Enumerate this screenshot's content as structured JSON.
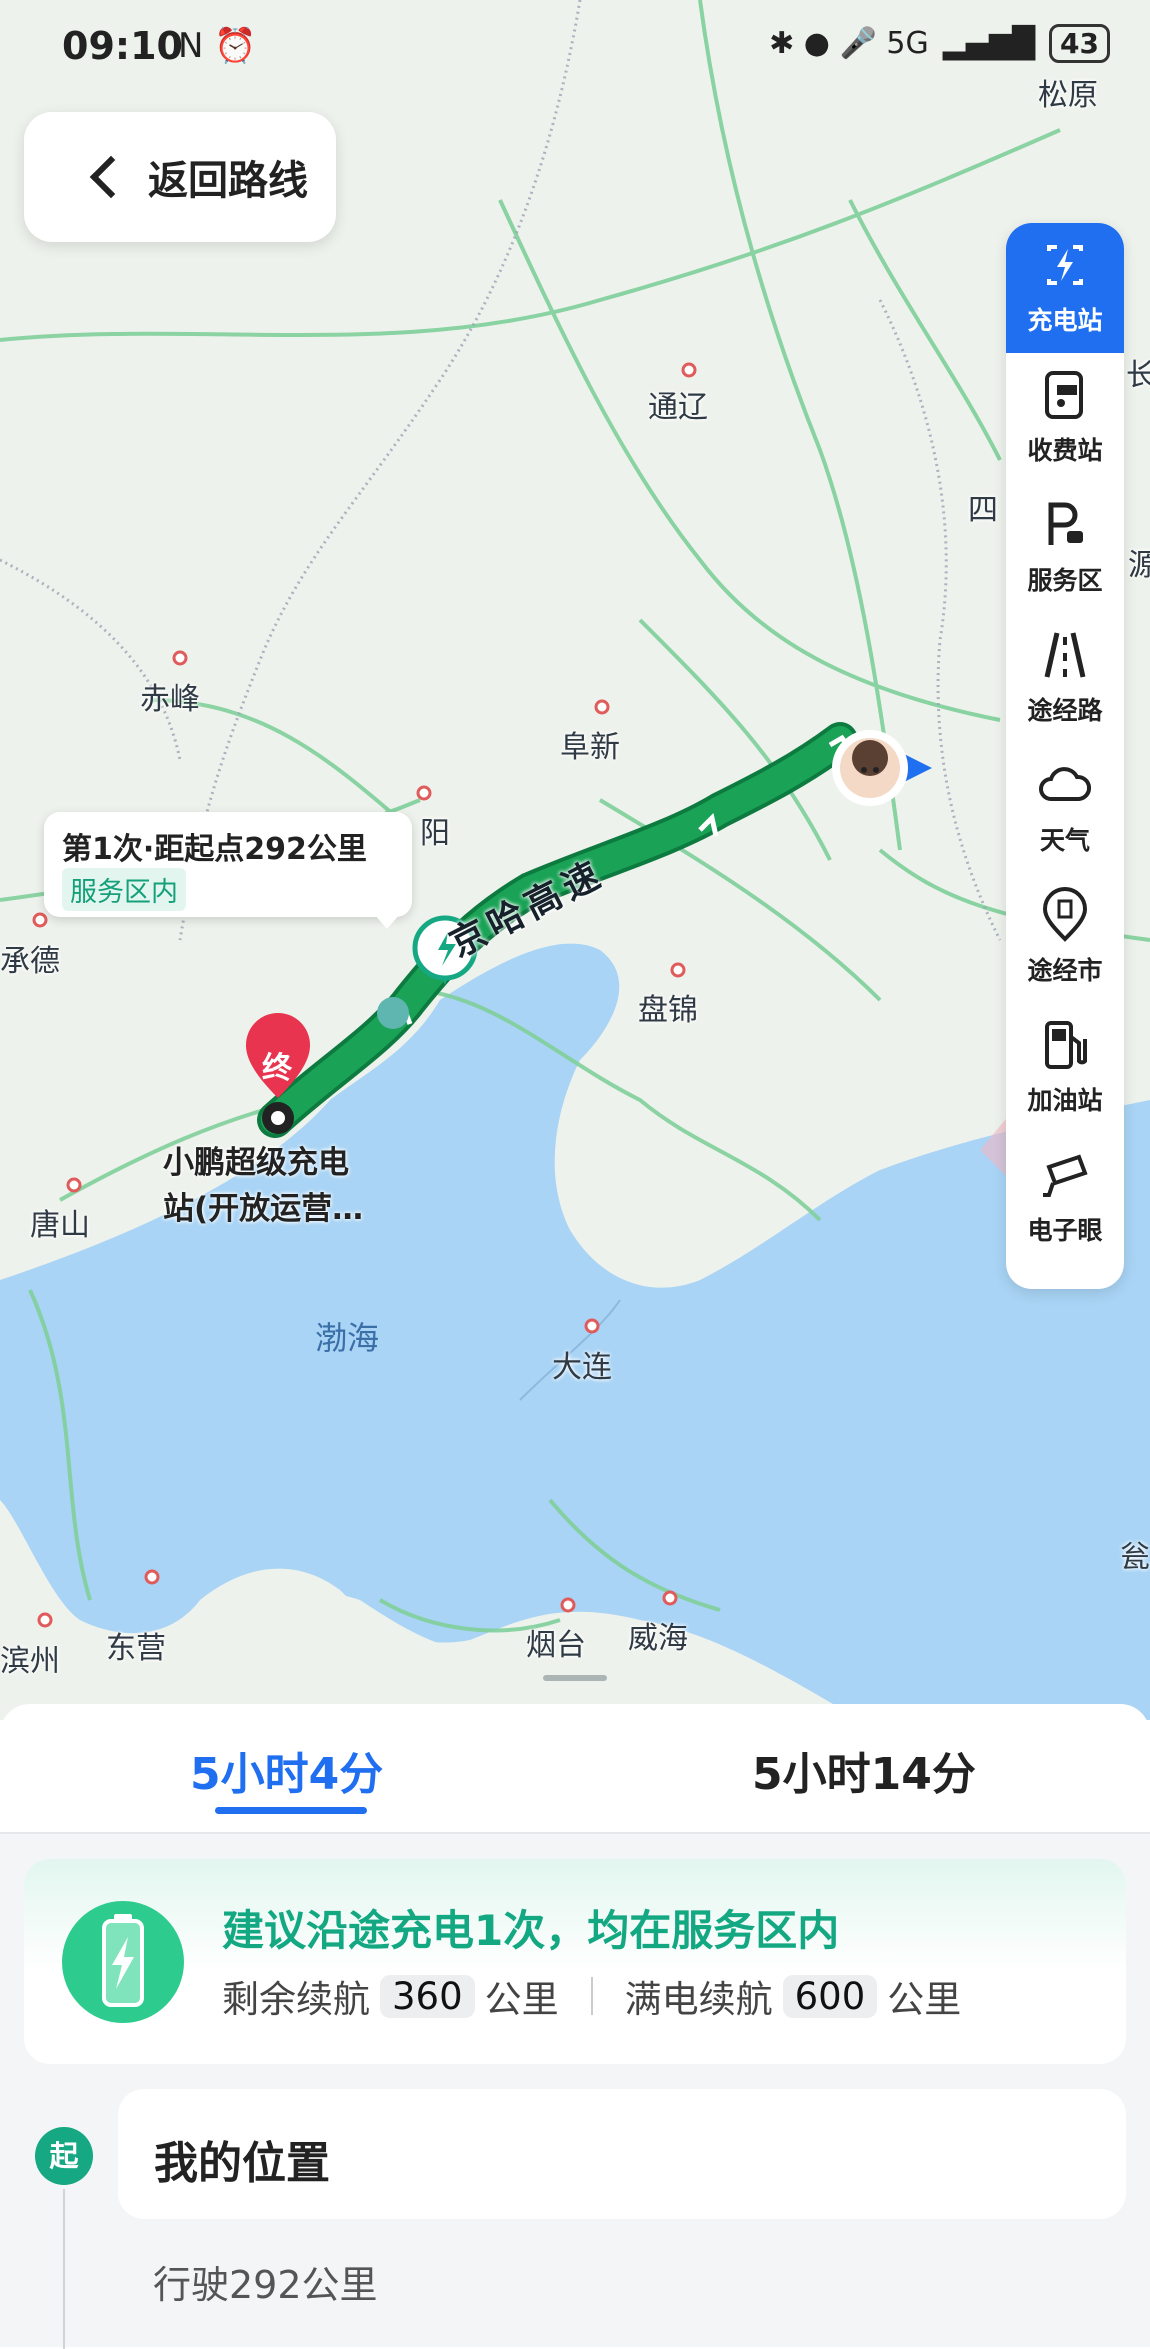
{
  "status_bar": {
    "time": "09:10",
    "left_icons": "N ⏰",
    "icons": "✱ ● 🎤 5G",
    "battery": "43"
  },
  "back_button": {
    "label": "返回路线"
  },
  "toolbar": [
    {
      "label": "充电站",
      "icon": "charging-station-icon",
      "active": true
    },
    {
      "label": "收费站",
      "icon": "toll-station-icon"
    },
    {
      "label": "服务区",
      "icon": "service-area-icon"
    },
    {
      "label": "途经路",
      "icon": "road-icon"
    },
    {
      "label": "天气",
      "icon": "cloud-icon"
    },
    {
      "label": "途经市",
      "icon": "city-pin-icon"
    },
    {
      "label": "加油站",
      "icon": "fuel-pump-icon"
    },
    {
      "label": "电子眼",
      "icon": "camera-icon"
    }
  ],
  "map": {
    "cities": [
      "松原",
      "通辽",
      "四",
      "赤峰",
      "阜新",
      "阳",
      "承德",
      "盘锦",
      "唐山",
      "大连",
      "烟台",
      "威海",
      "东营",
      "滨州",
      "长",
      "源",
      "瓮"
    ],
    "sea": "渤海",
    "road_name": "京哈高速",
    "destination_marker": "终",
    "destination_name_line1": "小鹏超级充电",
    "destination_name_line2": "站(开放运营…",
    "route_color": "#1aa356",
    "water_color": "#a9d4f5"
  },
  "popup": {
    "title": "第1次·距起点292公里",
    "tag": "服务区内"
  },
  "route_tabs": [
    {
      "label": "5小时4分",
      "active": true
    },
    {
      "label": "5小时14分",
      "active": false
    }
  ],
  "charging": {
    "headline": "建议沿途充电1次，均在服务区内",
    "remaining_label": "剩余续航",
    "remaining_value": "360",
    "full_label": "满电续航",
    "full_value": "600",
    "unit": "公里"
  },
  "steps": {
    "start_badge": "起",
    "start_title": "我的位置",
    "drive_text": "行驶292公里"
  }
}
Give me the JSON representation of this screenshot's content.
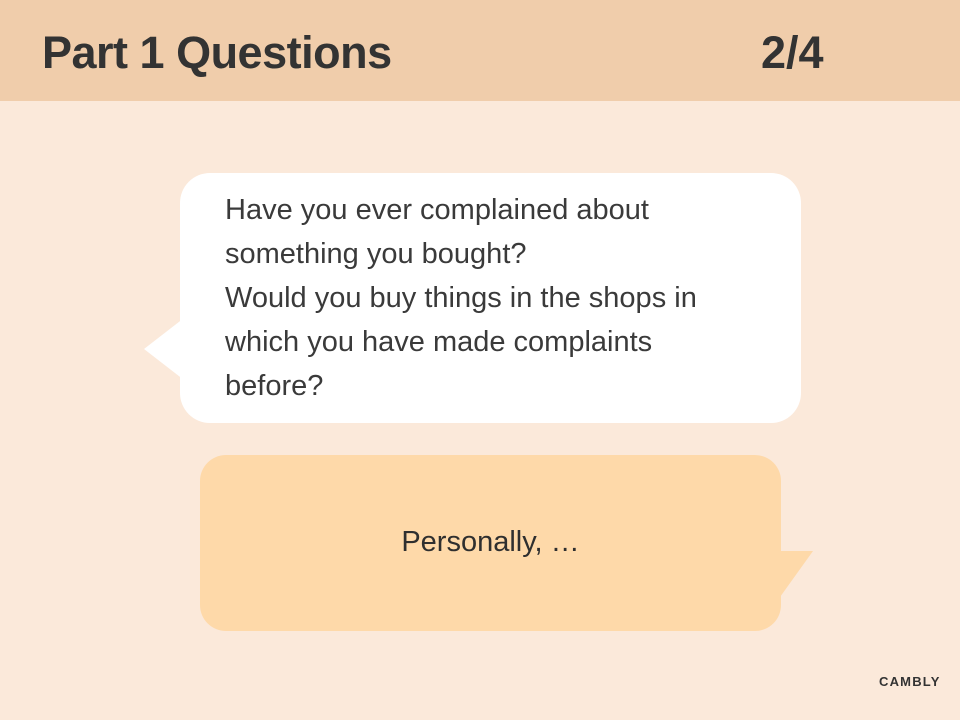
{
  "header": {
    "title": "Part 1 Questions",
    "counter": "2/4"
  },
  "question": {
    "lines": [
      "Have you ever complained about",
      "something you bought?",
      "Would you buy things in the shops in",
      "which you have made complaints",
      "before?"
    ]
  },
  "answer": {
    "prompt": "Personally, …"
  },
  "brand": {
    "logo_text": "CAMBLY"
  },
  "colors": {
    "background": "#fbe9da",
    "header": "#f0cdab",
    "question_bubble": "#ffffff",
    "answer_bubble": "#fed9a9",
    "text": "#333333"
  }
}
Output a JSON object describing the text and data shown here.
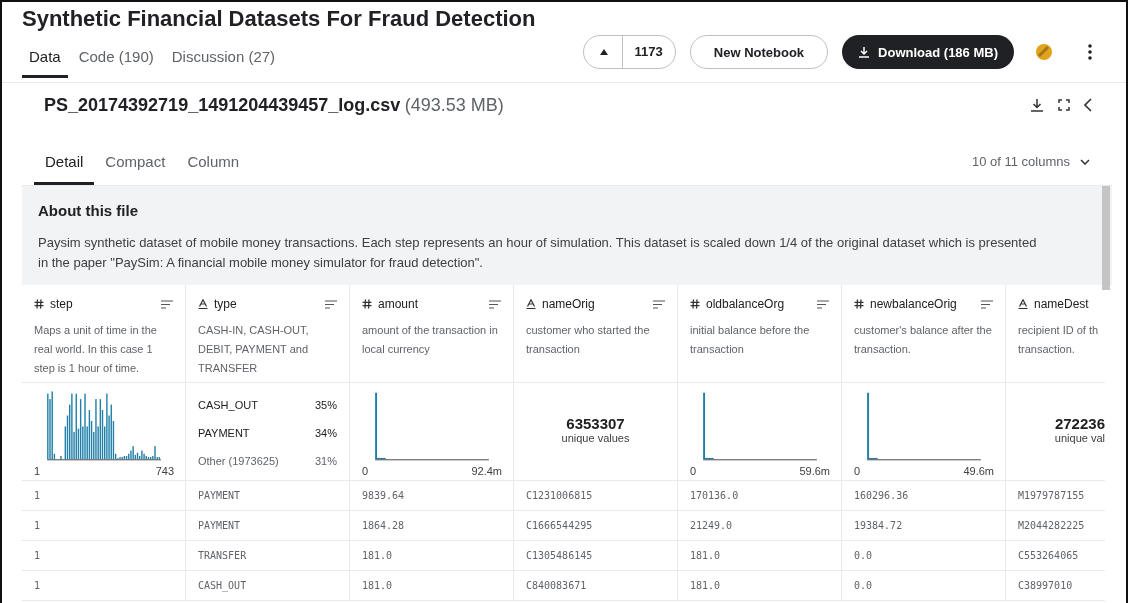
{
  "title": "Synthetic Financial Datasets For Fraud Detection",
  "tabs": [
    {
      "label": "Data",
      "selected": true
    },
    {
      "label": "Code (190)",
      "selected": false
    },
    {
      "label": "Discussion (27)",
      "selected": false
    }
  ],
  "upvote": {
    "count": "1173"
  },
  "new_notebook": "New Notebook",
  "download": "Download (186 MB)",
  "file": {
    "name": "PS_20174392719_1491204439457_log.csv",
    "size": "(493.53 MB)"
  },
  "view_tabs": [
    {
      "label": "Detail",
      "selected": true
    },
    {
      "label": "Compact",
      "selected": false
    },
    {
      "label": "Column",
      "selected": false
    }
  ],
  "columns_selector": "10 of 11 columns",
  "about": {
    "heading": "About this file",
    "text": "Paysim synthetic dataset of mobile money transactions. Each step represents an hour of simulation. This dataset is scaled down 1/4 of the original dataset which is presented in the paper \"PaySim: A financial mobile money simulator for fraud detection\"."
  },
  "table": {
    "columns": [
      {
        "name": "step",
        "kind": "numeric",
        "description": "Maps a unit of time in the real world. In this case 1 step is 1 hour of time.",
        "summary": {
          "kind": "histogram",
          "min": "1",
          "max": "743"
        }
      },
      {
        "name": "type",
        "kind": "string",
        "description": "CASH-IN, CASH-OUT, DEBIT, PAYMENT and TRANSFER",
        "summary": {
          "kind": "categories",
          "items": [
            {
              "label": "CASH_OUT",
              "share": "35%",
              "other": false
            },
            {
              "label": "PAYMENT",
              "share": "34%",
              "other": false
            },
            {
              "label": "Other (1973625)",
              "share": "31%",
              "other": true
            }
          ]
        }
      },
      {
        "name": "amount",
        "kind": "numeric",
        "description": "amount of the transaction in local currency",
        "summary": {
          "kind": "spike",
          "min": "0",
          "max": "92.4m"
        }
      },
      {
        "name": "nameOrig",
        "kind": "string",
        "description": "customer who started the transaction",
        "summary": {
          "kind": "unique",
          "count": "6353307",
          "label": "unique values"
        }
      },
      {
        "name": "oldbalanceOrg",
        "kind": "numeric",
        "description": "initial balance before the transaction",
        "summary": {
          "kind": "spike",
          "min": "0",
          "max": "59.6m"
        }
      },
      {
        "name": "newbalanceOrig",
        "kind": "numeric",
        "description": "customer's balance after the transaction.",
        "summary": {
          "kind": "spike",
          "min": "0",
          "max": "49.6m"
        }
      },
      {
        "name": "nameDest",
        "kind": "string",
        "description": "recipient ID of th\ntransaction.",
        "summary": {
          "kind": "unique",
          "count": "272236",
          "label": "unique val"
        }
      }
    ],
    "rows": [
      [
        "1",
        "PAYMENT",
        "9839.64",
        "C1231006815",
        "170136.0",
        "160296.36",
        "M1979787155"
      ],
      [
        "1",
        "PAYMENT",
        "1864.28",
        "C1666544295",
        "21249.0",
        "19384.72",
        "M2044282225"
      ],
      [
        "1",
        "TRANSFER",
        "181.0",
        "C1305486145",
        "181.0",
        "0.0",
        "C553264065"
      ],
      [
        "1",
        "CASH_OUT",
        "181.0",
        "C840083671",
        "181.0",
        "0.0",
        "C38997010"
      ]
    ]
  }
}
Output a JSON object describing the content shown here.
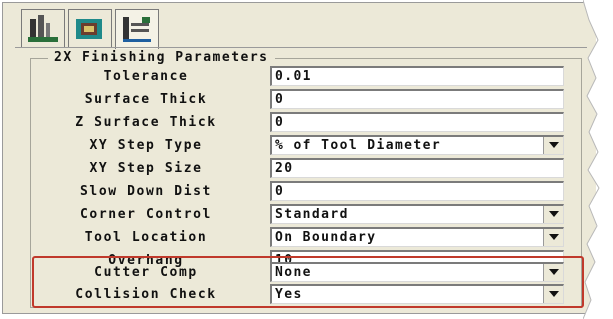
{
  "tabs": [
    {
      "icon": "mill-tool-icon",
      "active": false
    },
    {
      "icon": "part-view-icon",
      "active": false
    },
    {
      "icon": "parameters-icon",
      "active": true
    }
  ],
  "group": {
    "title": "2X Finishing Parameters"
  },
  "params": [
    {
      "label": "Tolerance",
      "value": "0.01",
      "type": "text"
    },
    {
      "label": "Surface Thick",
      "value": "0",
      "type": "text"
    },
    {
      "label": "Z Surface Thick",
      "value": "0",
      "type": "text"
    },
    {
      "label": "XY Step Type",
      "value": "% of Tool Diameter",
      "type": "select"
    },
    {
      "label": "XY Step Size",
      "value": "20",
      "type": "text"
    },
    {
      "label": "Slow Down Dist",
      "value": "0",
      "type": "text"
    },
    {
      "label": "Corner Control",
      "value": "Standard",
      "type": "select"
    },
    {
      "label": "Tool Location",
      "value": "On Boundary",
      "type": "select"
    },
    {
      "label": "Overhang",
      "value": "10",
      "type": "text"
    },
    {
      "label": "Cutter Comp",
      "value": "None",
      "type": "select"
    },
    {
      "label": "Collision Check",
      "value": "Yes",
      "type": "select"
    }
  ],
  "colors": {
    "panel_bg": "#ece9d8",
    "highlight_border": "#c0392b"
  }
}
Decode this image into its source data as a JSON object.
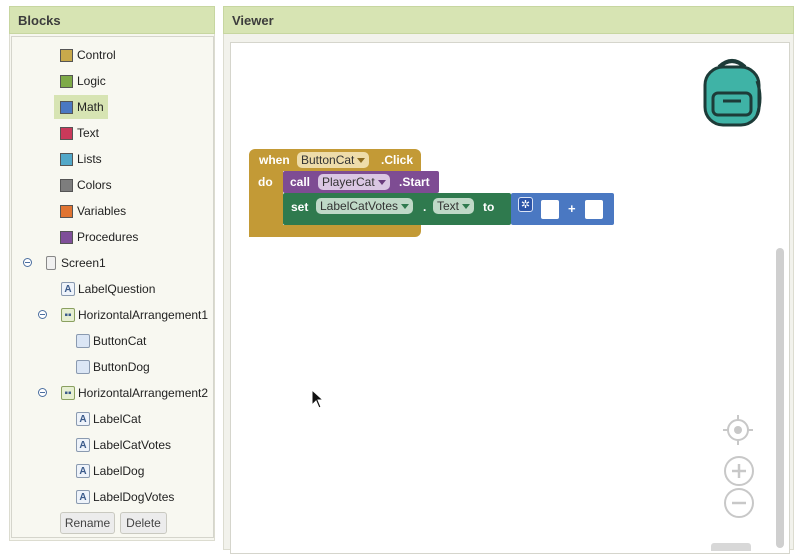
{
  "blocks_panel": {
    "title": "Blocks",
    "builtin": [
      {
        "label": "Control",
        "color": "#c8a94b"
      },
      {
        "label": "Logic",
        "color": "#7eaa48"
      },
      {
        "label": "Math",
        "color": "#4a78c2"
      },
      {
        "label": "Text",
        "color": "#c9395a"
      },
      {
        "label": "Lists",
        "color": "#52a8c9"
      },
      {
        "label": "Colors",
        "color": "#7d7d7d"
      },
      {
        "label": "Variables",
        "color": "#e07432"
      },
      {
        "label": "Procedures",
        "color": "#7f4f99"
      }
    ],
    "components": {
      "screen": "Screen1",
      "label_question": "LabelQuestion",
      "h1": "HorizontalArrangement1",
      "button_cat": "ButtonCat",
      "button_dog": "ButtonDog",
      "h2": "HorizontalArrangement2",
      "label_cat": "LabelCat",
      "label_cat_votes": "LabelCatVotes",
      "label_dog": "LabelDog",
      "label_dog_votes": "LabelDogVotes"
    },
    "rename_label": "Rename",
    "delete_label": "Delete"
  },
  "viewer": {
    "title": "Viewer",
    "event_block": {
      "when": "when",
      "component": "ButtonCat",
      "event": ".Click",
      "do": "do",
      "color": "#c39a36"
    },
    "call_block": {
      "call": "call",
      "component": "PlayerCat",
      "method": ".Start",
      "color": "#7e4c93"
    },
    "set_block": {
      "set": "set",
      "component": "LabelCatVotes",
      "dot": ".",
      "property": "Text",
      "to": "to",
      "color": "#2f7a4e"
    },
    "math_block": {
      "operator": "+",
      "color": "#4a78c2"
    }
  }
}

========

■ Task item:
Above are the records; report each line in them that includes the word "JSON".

■ Task result:
Enumerate this screenshot's content as structured JSON.
Give me the JSON representation of this screenshot's content.
Output a JSON object describing the text and data shown here.
Output a JSON object describing the content shown here.
Decode this image into its source data as a JSON object.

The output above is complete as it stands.